The warnings about complacency on the yes side are already painted on the wall. In recent weeks, there have been pieces in this paper from Eoghan McDermott and Noel Whelan about the campaign’s swings and roundabouts. McDermott’s piece in particular is worth noting, as he parses how the campaign is currently being conducted and the likeliehood of how various arguments will be set and answered. If you’re a yes voter, you should have second thoughts when you consider what could unfold before polling day. If you’re in the no camp, you’ll know a lot can happen in the next six weeks as that no vote strengthens and grows.

But aside from lack of coverage in the bloodsports pages, sorry political columns, has this referendum taken off? You can point to various social media campaigns, which have been the hallmark of the yes campaign on this occasion rather than widepsread public canvasing, as evidence of huge momentum, but remember that you select your social media network yourself so there’s an element of preaching to the converted here. You’re hardly going to have a Twitter timeline full of no voters if you’re all for equality unless you’re slagging them off and engaging in the sort of immature behaviour which makes social media resemble an unruly playground at times.

Beyond such online heartlands, there’s a strong sense when you talk to people up and down the country from Tuam to Thurles that this campaign has just not ignited. There are other issues, especially economic ones, which take precedence as bills have to be paid and heads kept above water. You can understand why this forthcoming referendum means so much to gay men and women and their families and friends (and that probably covers the majority of households in the country at this stage), but the campaign seems to have been conducted in sotto voce tones after the initial flurry of interest and predictable Punch-and-Judy show set-piece debates.

Of course, this will change as the weeks count down and the difference between committed voters on both sides whittle down to single figure percentages. As always happens with campaigns of this ilk, the number of hardcore yes and no voters probably cancel oneanother out so it’s the middleground, the old and new mainstream, who will decide this one.

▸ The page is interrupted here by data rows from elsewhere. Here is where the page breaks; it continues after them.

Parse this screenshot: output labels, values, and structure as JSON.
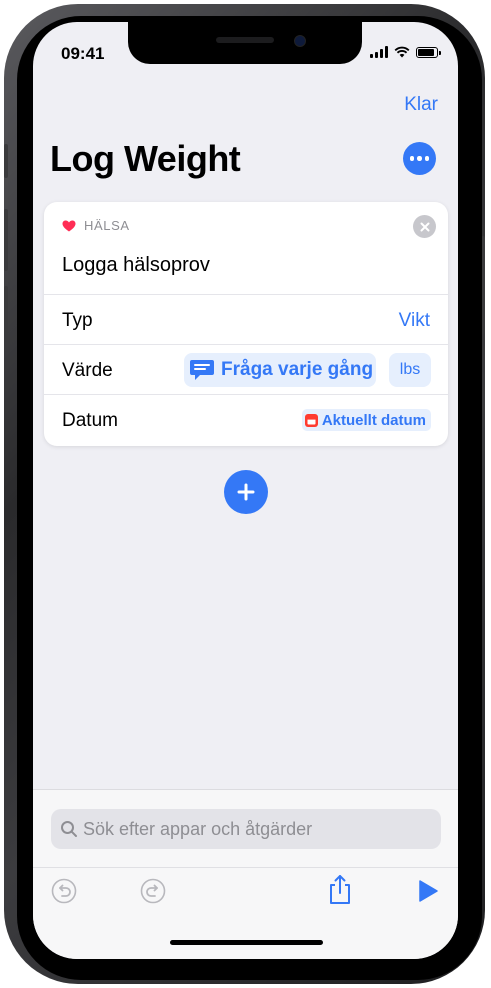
{
  "status_bar": {
    "time": "09:41"
  },
  "nav": {
    "done_label": "Klar"
  },
  "shortcut": {
    "title": "Log Weight"
  },
  "action": {
    "app_name": "HÄLSA",
    "title": "Logga hälsoprov",
    "rows": [
      {
        "label": "Typ",
        "value": "Vikt"
      },
      {
        "label": "Värde",
        "value": "Fråga varje gång",
        "unit": "lbs"
      },
      {
        "label": "Datum",
        "value": "Aktuellt datum"
      }
    ]
  },
  "search": {
    "placeholder": "Sök efter appar och åtgärder"
  },
  "colors": {
    "accent": "#3478f6",
    "background": "#efeff4",
    "health_pink": "#ff2d55",
    "calendar_red": "#ff3b30"
  },
  "icons": [
    "heart-icon",
    "close-icon",
    "more-icon",
    "chat-bubble-icon",
    "calendar-icon",
    "plus-icon",
    "search-icon",
    "undo-icon",
    "redo-icon",
    "share-icon",
    "play-icon"
  ]
}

What are the issues which will convince them to make their mind up? Is their willingness to do the right thing for their own or their neighbour’s gay son and boyfriend, and show that Ireland 2015 is a country where equality matters, outweighed by the arguments around children which the no side keep throwing into the mix? Is the feel-good factor which surrounds voting yes and giving gay citizens the same rights as everyone else in the country thrown into shadow by the doubts and questions which the no side are making hay with?

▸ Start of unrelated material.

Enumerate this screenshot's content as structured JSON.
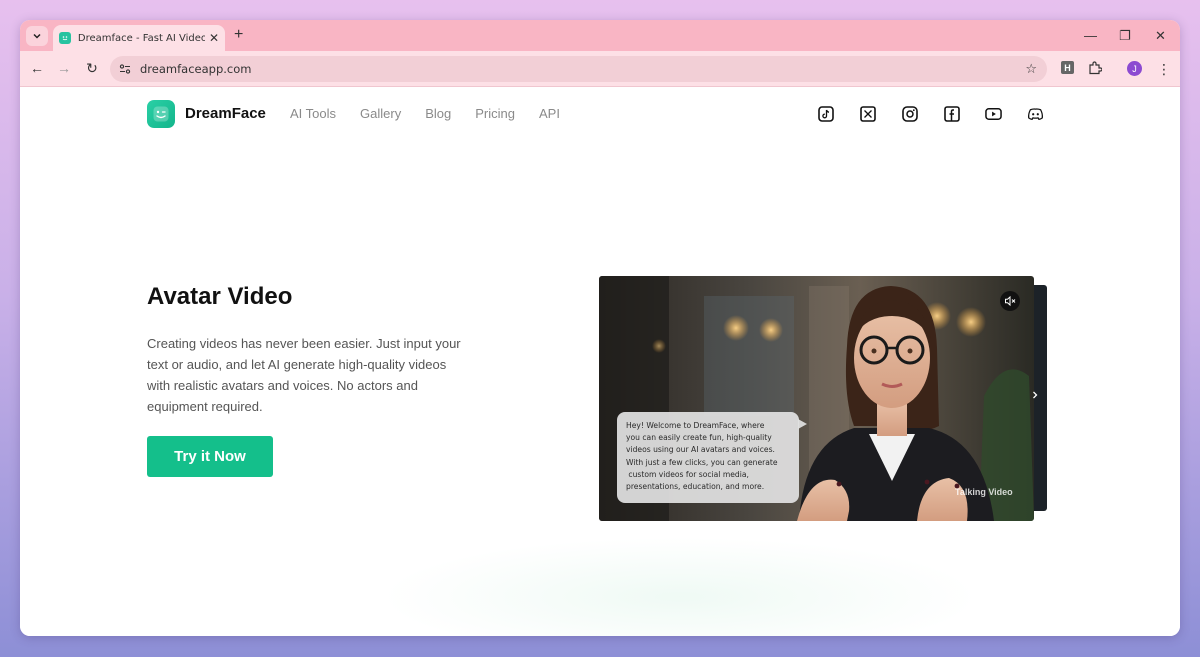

What’s needed on the yes side is, as McDermott put it in his piece, an emotional connect. We know deep down that equality is a great thing altogether and we don’t need anyone to tell us that. It’s a simple, basic, decent thing to believe in. Even the no side can’t argue with that – we’re all God’s children and all of that – which is why they’ve muddied the waters.

If the yes campaign want to win this one at the first time of asking rather than end up with an Irish solution to an Irish problem (see the Nice referendum), they need to get out there and tell their stories and make that simple connection with the mass of the electorate who are not yet convinced, engaged or commited. Forget about taking swipes at the no side and pointing out that they’re all living in the same house, the usual tactics of politics as bloodsports. Concentrate on the simple message. And remember, even at this stage, to stay positive.